DIRECTIONS >> Copy whichever lines of the data hold the word "position".

[Stored items from a collection]
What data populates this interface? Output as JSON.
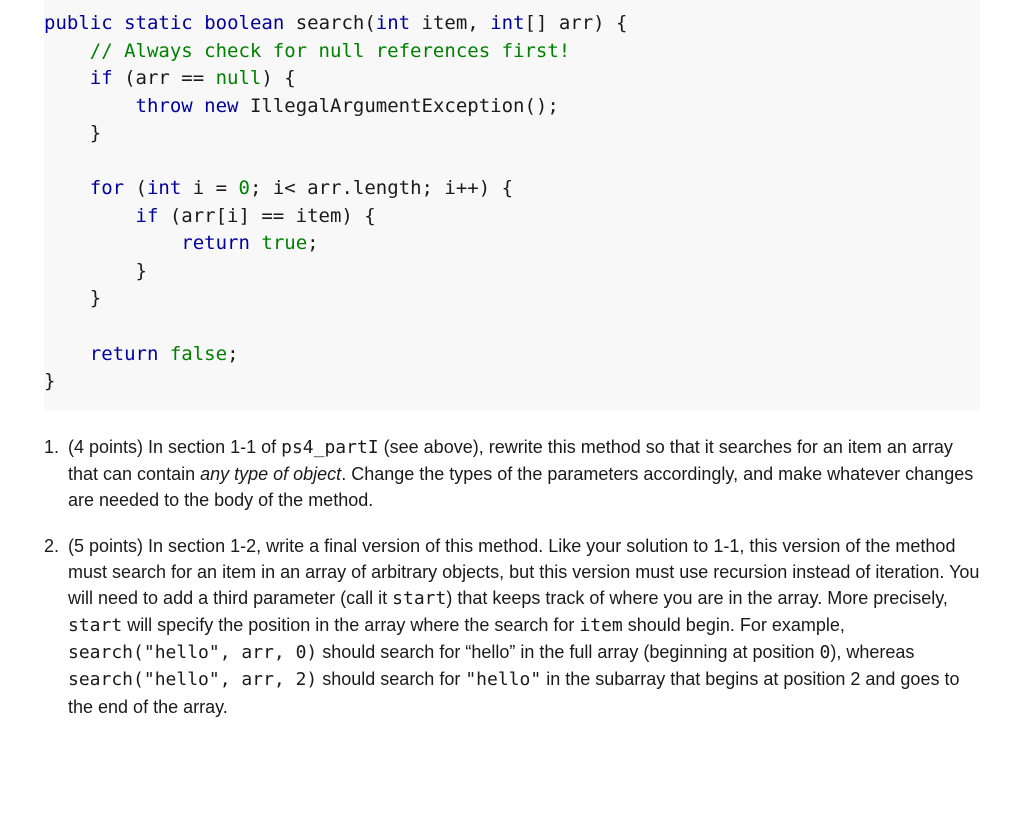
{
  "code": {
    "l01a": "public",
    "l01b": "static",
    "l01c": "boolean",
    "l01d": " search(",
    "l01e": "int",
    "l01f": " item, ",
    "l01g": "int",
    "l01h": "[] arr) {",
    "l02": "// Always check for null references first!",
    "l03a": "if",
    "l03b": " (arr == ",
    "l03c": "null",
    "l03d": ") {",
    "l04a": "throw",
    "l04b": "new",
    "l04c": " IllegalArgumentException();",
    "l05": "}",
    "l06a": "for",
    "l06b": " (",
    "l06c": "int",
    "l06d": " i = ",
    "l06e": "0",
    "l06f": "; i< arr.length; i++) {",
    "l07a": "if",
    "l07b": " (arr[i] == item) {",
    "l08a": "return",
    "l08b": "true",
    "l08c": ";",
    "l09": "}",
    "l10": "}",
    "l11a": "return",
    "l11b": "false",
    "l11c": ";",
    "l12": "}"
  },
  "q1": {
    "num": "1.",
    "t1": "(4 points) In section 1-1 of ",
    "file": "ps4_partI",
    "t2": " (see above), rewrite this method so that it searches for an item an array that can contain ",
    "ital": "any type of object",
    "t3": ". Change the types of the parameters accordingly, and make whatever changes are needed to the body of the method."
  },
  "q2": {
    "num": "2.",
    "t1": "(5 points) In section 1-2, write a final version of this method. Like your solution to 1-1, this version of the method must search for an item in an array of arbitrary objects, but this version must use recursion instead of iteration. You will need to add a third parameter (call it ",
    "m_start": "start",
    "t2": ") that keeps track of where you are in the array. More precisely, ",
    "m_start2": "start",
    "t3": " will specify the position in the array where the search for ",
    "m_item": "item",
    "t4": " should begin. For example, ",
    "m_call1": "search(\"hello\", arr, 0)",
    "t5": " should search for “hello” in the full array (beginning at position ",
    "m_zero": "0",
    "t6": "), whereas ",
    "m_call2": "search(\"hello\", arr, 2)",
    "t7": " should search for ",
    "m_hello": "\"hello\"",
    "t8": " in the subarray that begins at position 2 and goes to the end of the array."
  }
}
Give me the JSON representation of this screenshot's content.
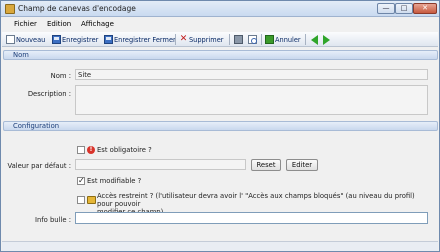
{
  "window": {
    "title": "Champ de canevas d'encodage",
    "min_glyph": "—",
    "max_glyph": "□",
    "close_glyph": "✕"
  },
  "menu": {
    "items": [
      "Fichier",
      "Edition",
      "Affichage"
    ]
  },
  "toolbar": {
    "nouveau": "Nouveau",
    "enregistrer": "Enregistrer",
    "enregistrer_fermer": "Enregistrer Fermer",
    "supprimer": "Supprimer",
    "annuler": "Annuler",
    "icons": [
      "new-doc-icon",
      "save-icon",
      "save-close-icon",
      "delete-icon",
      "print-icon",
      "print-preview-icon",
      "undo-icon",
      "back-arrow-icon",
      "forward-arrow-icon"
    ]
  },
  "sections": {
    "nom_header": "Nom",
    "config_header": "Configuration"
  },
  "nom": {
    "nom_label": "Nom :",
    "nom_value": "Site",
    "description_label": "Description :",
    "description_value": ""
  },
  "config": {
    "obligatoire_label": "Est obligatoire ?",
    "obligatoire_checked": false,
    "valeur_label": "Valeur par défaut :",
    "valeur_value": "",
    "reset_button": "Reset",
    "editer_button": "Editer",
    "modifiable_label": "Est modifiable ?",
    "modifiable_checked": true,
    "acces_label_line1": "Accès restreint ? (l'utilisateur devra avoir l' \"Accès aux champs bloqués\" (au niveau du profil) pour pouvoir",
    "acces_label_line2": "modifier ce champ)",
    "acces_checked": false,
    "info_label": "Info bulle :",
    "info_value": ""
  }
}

SOLUTION >>
    "t3": " will specify the position in the array where the search for ",
    "t5": " should search for “hello” in the full array (beginning at position ",
    "t8": " in the subarray that begins at position 2 and goes to the end of the array."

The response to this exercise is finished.